(Website and app data records)

━━━━━━━━

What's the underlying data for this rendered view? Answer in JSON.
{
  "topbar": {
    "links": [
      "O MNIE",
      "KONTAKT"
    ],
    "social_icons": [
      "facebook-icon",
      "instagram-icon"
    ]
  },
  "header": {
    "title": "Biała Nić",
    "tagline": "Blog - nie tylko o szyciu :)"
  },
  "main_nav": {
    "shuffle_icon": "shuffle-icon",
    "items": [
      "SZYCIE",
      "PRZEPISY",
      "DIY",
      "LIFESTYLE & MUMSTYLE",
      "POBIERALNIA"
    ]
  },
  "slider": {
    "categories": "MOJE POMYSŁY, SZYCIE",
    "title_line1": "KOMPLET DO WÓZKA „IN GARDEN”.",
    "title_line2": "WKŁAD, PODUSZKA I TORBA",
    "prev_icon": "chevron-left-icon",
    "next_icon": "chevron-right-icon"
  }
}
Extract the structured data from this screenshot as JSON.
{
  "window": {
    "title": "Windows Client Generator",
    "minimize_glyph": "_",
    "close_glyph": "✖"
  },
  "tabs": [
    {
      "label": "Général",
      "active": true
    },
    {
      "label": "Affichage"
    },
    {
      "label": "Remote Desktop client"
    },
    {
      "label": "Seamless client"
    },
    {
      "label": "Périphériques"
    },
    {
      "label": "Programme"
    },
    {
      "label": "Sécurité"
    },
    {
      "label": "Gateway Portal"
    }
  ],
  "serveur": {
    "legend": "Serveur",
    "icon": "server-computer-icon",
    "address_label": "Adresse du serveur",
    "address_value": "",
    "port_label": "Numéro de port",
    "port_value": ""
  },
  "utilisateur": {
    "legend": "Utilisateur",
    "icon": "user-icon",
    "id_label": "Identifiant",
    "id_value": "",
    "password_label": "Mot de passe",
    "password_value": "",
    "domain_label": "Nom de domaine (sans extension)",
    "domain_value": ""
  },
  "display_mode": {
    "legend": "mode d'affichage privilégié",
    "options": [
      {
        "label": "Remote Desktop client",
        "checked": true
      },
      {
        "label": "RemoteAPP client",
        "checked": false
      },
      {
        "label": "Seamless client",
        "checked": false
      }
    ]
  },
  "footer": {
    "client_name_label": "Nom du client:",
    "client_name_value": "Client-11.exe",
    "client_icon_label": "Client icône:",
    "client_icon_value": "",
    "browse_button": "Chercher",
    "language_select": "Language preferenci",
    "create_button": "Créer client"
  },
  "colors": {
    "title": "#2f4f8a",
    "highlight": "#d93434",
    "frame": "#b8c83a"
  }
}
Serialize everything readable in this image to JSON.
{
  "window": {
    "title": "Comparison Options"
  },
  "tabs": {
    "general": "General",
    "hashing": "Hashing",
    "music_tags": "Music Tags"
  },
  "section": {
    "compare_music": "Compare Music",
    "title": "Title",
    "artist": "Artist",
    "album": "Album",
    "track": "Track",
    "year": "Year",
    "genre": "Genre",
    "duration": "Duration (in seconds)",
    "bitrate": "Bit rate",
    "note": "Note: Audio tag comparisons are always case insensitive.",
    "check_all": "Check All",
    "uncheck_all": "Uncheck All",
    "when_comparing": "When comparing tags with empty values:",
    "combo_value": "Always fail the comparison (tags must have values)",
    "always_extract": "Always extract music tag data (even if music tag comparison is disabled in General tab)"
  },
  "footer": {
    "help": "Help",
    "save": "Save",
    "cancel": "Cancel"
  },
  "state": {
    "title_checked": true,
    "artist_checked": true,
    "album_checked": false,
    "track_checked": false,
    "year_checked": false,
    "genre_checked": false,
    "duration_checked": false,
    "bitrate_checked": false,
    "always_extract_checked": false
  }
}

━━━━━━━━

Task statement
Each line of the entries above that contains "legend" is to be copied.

Response area
    "legend": "Serveur",
    "legend": "Utilisateur",
    "legend": "mode d'affichage privilégié",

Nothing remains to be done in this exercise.